The United States and the Chinese rulers each are enabling the other to pursue their risky economic and social policies.

But increasingly, it is not only the Chinese leadership that depends on this arrangement to smooth over its rapidly growing income inequality and preserve domestic stabilty.

The United States is at least equally dependent on China in this regard. Already, the U.S. income gap is closer to Argentina’s than Germany’s.

And in spite of the most unequal income distribution of any rich country, the Bush Administration is determined to enact taxation and spending policies that will further increase U.S. income inequality.

The United States has set out on a path to cut taxes most at the highest income levels, while reducing its “social safety net.”

U.S. health care, education, pension, income-supplement and other benefit programs are already far less generous than those in Europe, but the administration has been moving to curtail them sharply.

Together with tax reductions for the wealthiest Americans, these cuts in social transfer payments have widened the gap between the rich and the poor to almost Chinese proportions (see chart below).

Income Inequality in 16 Countries

Data Source: UN Human Development Report 2004

Never afraid to take risks, the White House seems determined to “starve the beast” (government) of tax revenue and use this as the excuse for cutting back the social safety net to levels not seen in the United States for two generations.

But for such policies to be politically tolerated, two salient economic dangers must be avoided.
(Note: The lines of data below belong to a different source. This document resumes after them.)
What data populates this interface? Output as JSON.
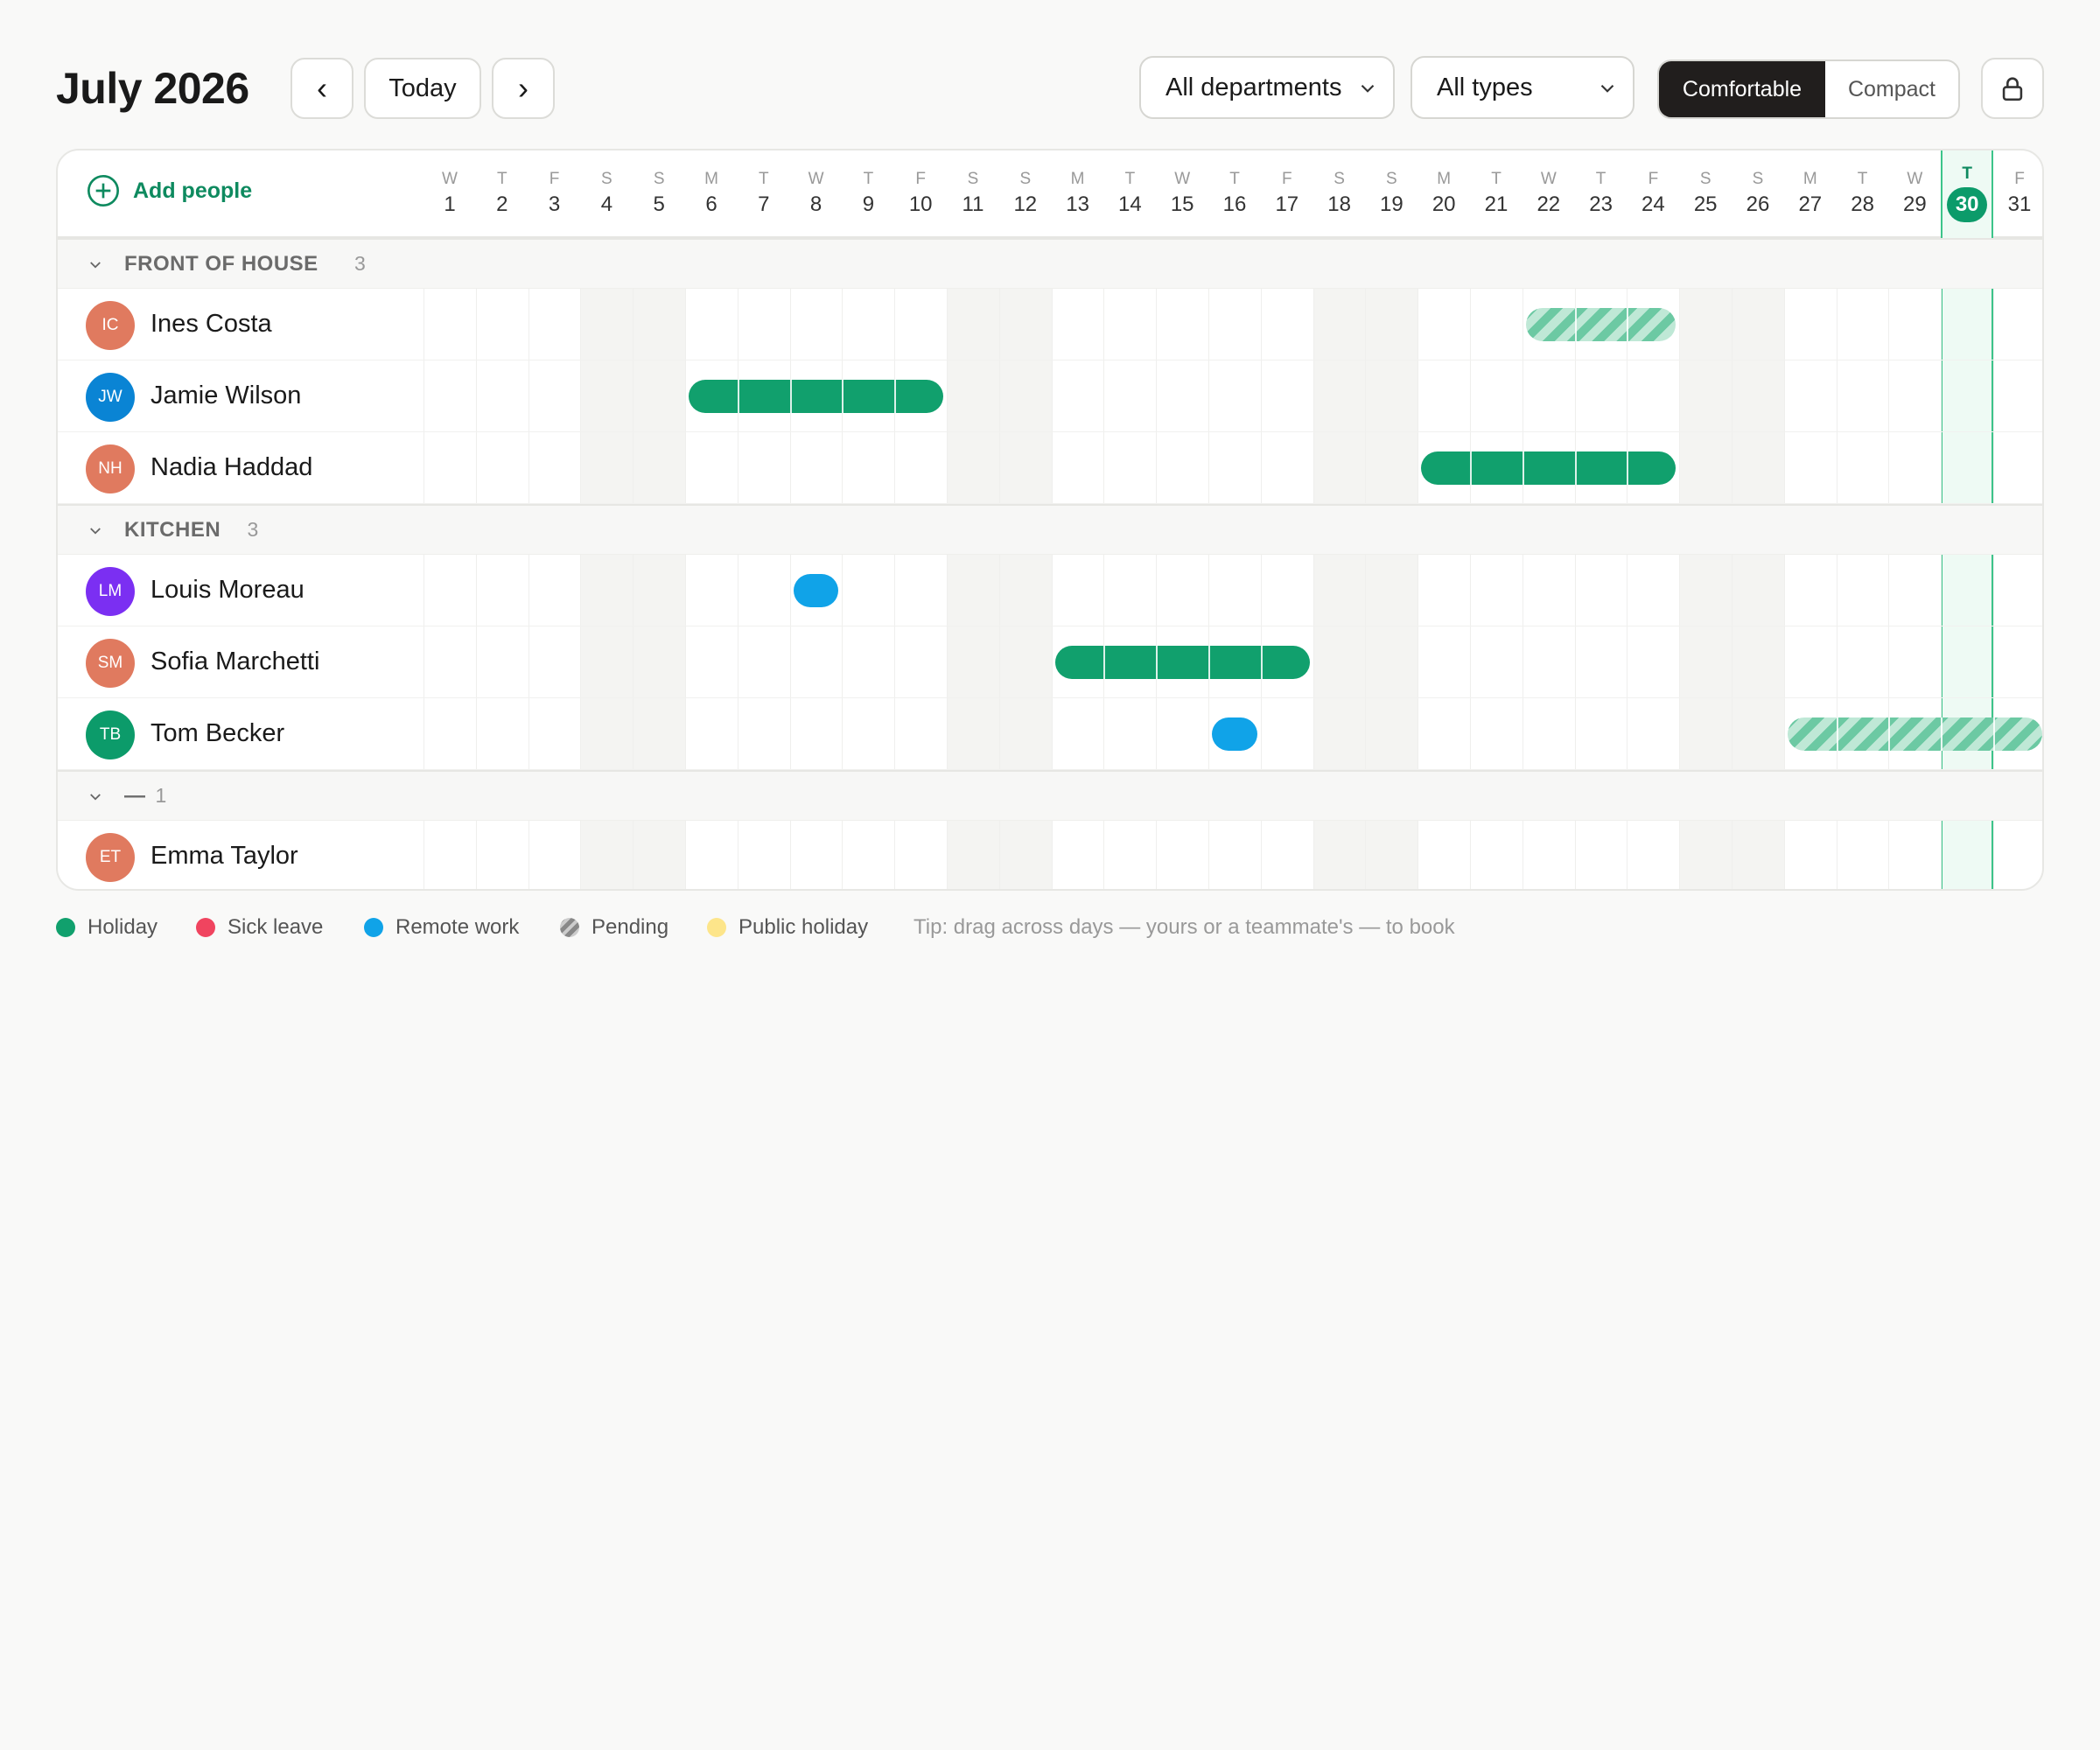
{
  "title": "July 2026",
  "nav": {
    "prev": "‹",
    "today": "Today",
    "next": "›"
  },
  "filters": {
    "department": "All departments",
    "type": "All types"
  },
  "density": {
    "active": "Comfortable",
    "other": "Compact"
  },
  "add_people": "Add people",
  "today_day": 30,
  "days": [
    {
      "d": "W",
      "n": "1"
    },
    {
      "d": "T",
      "n": "2"
    },
    {
      "d": "F",
      "n": "3"
    },
    {
      "d": "S",
      "n": "4"
    },
    {
      "d": "S",
      "n": "5"
    },
    {
      "d": "M",
      "n": "6"
    },
    {
      "d": "T",
      "n": "7"
    },
    {
      "d": "W",
      "n": "8"
    },
    {
      "d": "T",
      "n": "9"
    },
    {
      "d": "F",
      "n": "10"
    },
    {
      "d": "S",
      "n": "11"
    },
    {
      "d": "S",
      "n": "12"
    },
    {
      "d": "M",
      "n": "13"
    },
    {
      "d": "T",
      "n": "14"
    },
    {
      "d": "W",
      "n": "15"
    },
    {
      "d": "T",
      "n": "16"
    },
    {
      "d": "F",
      "n": "17"
    },
    {
      "d": "S",
      "n": "18"
    },
    {
      "d": "S",
      "n": "19"
    },
    {
      "d": "M",
      "n": "20"
    },
    {
      "d": "T",
      "n": "21"
    },
    {
      "d": "W",
      "n": "22"
    },
    {
      "d": "T",
      "n": "23"
    },
    {
      "d": "F",
      "n": "24"
    },
    {
      "d": "S",
      "n": "25"
    },
    {
      "d": "S",
      "n": "26"
    },
    {
      "d": "M",
      "n": "27"
    },
    {
      "d": "T",
      "n": "28"
    },
    {
      "d": "W",
      "n": "29"
    },
    {
      "d": "T",
      "n": "30"
    },
    {
      "d": "F",
      "n": "31"
    }
  ],
  "groups": [
    {
      "name": "FRONT OF HOUSE",
      "count": "3",
      "people": [
        {
          "initials": "IC",
          "name": "Ines Costa",
          "color": "#e07a5f",
          "bookings": [
            {
              "type": "pending",
              "start": 22,
              "end": 24
            }
          ]
        },
        {
          "initials": "JW",
          "name": "Jamie Wilson",
          "color": "#0a84d4",
          "bookings": [
            {
              "type": "holiday",
              "start": 6,
              "end": 10
            }
          ]
        },
        {
          "initials": "NH",
          "name": "Nadia Haddad",
          "color": "#e07a5f",
          "bookings": [
            {
              "type": "holiday",
              "start": 20,
              "end": 24
            }
          ]
        }
      ]
    },
    {
      "name": "KITCHEN",
      "count": "3",
      "people": [
        {
          "initials": "LM",
          "name": "Louis Moreau",
          "color": "#7b2ff2",
          "bookings": [
            {
              "type": "remote",
              "start": 8,
              "end": 8
            }
          ]
        },
        {
          "initials": "SM",
          "name": "Sofia Marchetti",
          "color": "#e07a5f",
          "bookings": [
            {
              "type": "holiday",
              "start": 13,
              "end": 17
            }
          ]
        },
        {
          "initials": "TB",
          "name": "Tom Becker",
          "color": "#0c9b6a",
          "bookings": [
            {
              "type": "remote",
              "start": 16,
              "end": 16
            },
            {
              "type": "pending",
              "start": 27,
              "end": 31
            }
          ]
        }
      ]
    },
    {
      "name": "—",
      "count": "1",
      "people": [
        {
          "initials": "ET",
          "name": "Emma Taylor",
          "color": "#e07a5f",
          "bookings": []
        }
      ]
    }
  ],
  "legend": [
    {
      "label": "Holiday",
      "color": "#11a06d",
      "icon": "holiday-dot"
    },
    {
      "label": "Sick leave",
      "color": "#f0445f",
      "icon": "sick-dot"
    },
    {
      "label": "Remote work",
      "color": "#10a3e8",
      "icon": "remote-dot"
    },
    {
      "label": "Pending",
      "color": "#9a9a9a",
      "icon": "pending-dot"
    },
    {
      "label": "Public holiday",
      "color": "#fde58a",
      "icon": "public-holiday-dot"
    }
  ],
  "tip": "Tip: drag across days — yours or a teammate's — to book"
}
First, lower-income Americans must continue to be able to buy cheap consumer goods in order to maintain their “buy-in” to the Bush Administration’s economic policies.

Cheap Chinese imports are particularly important here, because imports from European and other countries whose currencies have appreciated against the dollar are putting significant upward pressure on U.S. prices. The same goes for petroleum imports.

Second, and above all, the treacherous macroeconomic ice the U.S. economy is crossing cannot be allowed to give way, as that would send markets tumbling.

It is clear, therefore, that far from being paradoxical, the Republican administration’s embrace of China’s leadership is absolutely necessary.

Continued willingness on the part of the Chinese to fill Wal-Mart’s shelves in exchange for IOUs of uncertain value keeps the U.S. economy steaming ahead — in turn providing vital draft power for China’s economic growth.

How long will this heightened mutual dependence last? It could last a long time, no matter how odd this climbing team may appear.

The governments of the United States and China each have committed themselves to a path of increasing income inequality and consequent potential political backlash. Each is helping the other as it pursues these policies.

What might end this teamwork? Is there a point at which these unlikely partners can decouple? There is. The time will come when China will need the United States far less than it does today.

With its own internal economic strength and the growing weight of the rest of Asia, China may be able to decouple from the United States and send the bulk of its exports elsewhere. At that point, they would also stop accumulating U.S. Treasury bonds — letting the dollar go where markets will sweep it.

Let us hope that this odd partnership — built on commitment to growth and acceptance of inequality — can soften gradually in both countries, with neither dragging the other down the economic slopes.